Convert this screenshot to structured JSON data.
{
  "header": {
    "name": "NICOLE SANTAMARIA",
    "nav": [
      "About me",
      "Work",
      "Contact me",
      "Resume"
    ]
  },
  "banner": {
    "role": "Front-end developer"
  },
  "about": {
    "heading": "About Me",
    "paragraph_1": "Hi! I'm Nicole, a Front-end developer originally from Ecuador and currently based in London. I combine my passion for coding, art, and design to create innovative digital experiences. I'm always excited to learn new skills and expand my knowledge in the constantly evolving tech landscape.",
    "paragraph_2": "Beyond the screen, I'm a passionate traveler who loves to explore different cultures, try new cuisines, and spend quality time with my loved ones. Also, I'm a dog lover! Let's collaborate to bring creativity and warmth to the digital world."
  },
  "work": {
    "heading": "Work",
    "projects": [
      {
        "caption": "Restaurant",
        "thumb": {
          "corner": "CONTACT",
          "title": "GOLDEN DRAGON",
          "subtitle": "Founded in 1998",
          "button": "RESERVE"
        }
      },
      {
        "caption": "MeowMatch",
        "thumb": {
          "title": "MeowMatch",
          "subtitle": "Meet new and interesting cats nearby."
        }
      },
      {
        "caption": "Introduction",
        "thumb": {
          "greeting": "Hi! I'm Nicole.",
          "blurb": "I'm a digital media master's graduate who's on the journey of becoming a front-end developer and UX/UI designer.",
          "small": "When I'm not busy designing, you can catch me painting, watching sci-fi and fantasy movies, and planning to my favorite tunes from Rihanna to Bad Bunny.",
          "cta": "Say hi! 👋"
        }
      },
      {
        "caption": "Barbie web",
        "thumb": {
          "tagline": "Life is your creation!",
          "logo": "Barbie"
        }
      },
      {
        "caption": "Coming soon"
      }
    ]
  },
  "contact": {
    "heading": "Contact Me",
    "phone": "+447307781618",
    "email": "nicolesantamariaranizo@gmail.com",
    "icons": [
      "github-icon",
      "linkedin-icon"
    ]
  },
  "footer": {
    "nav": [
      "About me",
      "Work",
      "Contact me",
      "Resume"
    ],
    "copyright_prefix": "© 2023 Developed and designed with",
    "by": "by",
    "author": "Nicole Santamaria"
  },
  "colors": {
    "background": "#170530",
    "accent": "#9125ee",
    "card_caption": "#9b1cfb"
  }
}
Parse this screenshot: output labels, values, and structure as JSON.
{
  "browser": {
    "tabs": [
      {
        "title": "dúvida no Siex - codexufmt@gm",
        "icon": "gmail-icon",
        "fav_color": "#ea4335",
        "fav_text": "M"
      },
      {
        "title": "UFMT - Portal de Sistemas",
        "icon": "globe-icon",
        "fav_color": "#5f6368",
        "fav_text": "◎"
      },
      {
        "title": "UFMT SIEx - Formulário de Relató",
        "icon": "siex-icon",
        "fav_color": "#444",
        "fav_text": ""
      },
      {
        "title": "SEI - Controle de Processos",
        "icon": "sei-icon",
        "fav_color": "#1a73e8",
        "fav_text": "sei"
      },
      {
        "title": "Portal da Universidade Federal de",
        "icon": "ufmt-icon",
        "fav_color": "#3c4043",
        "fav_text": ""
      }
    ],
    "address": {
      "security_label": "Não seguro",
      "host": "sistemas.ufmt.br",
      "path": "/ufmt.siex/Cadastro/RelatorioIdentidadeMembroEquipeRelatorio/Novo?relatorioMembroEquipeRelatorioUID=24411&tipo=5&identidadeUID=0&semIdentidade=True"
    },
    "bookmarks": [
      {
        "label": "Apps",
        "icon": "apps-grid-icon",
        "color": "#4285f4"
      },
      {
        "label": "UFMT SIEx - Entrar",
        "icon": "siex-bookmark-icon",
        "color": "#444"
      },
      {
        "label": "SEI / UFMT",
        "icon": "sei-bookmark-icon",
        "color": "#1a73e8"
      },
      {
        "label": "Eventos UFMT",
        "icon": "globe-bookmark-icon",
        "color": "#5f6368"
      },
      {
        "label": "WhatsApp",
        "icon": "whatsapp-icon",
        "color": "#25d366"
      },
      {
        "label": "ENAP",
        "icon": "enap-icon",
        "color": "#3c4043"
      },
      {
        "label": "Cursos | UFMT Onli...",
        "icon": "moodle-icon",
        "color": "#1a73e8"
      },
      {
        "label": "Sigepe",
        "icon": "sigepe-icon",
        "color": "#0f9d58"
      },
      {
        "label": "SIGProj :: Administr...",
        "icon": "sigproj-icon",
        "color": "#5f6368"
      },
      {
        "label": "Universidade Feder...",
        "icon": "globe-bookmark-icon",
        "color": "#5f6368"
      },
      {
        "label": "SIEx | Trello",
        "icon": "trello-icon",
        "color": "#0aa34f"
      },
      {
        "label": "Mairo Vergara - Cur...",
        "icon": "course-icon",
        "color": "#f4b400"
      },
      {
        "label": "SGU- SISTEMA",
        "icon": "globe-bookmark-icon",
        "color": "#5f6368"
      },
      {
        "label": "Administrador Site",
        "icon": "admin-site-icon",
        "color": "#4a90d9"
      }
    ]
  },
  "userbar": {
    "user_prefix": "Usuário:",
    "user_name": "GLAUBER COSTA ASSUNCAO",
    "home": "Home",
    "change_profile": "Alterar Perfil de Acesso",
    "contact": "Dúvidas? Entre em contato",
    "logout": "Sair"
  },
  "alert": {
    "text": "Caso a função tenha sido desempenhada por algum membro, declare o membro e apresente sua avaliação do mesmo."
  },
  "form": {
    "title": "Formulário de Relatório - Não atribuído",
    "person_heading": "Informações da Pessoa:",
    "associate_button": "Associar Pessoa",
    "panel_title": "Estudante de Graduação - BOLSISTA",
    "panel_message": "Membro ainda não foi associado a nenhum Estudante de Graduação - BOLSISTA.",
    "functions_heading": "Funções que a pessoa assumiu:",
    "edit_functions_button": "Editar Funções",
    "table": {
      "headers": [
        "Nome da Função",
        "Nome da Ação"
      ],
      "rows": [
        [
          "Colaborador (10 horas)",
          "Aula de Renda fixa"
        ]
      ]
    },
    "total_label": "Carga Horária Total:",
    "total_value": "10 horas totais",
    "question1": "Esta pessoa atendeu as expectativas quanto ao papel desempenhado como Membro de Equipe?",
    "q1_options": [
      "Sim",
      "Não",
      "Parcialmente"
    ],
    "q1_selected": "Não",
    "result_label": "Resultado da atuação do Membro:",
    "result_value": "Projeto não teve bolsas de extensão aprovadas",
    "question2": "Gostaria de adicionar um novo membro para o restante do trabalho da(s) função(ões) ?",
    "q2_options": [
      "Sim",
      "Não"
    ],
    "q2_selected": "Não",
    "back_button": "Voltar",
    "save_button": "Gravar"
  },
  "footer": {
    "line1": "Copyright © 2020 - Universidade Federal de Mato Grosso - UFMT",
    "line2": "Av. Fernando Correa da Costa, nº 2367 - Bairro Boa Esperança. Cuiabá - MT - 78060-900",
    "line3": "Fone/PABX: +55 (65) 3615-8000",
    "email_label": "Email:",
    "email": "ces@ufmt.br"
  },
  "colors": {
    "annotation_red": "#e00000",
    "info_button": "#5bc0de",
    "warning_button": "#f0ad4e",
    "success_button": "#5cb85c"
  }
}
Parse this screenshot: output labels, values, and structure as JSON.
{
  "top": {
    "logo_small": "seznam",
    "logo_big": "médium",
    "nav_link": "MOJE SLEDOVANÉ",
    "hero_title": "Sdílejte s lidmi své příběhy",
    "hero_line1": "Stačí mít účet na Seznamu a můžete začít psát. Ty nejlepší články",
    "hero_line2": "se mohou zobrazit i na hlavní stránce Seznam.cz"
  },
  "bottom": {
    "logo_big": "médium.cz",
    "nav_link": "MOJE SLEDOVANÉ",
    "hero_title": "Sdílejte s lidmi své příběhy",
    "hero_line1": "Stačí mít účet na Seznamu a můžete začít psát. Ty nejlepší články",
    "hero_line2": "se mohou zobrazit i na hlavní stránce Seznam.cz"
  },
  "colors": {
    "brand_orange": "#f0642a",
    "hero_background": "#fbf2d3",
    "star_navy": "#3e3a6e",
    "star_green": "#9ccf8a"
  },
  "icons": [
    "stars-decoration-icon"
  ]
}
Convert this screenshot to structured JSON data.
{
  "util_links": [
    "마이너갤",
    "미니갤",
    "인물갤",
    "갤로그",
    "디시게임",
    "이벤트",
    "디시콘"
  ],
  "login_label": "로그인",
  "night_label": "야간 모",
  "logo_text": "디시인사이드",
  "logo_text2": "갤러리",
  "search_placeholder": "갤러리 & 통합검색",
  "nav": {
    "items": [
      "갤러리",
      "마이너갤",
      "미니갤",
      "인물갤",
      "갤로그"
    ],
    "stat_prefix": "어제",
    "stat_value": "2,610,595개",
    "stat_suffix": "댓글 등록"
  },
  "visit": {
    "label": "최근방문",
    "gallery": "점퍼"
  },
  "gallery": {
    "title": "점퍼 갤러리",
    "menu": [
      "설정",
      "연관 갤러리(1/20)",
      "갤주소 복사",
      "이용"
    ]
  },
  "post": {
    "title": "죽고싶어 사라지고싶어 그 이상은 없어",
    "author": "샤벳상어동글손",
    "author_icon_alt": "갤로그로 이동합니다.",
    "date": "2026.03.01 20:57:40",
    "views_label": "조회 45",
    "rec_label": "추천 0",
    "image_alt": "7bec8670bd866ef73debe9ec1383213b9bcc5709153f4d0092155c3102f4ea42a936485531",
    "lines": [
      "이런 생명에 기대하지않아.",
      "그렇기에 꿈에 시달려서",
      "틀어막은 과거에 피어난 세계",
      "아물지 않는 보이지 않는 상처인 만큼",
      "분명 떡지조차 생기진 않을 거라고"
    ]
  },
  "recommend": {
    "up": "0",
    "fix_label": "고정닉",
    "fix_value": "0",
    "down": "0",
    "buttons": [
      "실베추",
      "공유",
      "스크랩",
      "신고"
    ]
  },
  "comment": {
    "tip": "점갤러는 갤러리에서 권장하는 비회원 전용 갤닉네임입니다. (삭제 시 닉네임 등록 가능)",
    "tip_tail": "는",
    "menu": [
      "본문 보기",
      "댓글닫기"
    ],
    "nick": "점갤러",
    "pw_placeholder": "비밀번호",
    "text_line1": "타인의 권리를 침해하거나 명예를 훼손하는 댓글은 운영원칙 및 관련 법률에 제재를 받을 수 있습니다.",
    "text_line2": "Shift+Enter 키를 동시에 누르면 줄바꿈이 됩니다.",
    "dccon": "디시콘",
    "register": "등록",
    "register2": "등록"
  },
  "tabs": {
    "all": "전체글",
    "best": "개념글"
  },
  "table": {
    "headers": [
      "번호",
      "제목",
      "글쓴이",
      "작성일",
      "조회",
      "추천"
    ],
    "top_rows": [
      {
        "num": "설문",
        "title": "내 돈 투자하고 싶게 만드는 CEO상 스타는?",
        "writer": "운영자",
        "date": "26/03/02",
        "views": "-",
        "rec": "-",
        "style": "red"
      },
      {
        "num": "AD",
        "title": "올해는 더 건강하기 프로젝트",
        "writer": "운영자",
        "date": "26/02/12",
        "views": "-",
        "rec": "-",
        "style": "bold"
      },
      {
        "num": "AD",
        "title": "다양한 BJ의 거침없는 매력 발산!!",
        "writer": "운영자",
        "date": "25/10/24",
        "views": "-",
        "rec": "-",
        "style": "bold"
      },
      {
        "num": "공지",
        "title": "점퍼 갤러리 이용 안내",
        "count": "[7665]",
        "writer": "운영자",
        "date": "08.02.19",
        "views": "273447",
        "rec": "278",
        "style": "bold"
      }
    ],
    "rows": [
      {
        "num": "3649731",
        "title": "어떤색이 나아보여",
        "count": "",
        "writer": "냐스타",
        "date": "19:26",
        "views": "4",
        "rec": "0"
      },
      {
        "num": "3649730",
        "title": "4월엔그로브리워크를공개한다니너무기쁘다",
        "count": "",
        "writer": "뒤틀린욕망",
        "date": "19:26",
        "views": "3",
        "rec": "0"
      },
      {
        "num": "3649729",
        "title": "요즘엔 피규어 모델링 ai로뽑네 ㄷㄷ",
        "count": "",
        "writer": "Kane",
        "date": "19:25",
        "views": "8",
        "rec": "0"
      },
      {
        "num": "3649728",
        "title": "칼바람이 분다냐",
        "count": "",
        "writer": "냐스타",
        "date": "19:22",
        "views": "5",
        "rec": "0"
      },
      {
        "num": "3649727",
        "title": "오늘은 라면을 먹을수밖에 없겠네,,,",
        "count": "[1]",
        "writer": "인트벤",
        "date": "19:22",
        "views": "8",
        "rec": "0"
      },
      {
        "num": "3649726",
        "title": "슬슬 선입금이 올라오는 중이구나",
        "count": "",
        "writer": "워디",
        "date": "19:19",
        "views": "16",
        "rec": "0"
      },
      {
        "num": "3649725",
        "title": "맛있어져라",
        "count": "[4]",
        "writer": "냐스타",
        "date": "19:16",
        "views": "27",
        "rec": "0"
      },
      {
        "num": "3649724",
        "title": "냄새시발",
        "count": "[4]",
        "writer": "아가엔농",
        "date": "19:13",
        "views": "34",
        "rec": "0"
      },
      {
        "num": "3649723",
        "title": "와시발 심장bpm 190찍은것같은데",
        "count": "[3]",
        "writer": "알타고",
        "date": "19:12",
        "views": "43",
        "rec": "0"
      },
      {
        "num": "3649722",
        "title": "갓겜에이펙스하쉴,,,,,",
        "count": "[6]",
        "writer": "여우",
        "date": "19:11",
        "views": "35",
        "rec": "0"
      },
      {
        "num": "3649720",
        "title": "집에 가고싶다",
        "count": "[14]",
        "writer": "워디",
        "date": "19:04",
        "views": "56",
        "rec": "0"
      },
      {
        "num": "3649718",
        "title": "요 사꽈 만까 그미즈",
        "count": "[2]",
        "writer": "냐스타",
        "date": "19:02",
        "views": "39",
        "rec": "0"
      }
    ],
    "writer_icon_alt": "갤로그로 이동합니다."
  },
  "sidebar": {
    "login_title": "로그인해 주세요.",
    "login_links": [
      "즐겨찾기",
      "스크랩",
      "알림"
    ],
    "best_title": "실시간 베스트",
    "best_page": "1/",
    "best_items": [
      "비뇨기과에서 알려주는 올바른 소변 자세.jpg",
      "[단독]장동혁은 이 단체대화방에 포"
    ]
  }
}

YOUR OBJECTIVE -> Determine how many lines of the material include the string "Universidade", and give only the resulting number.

ANSWER BOX -> 3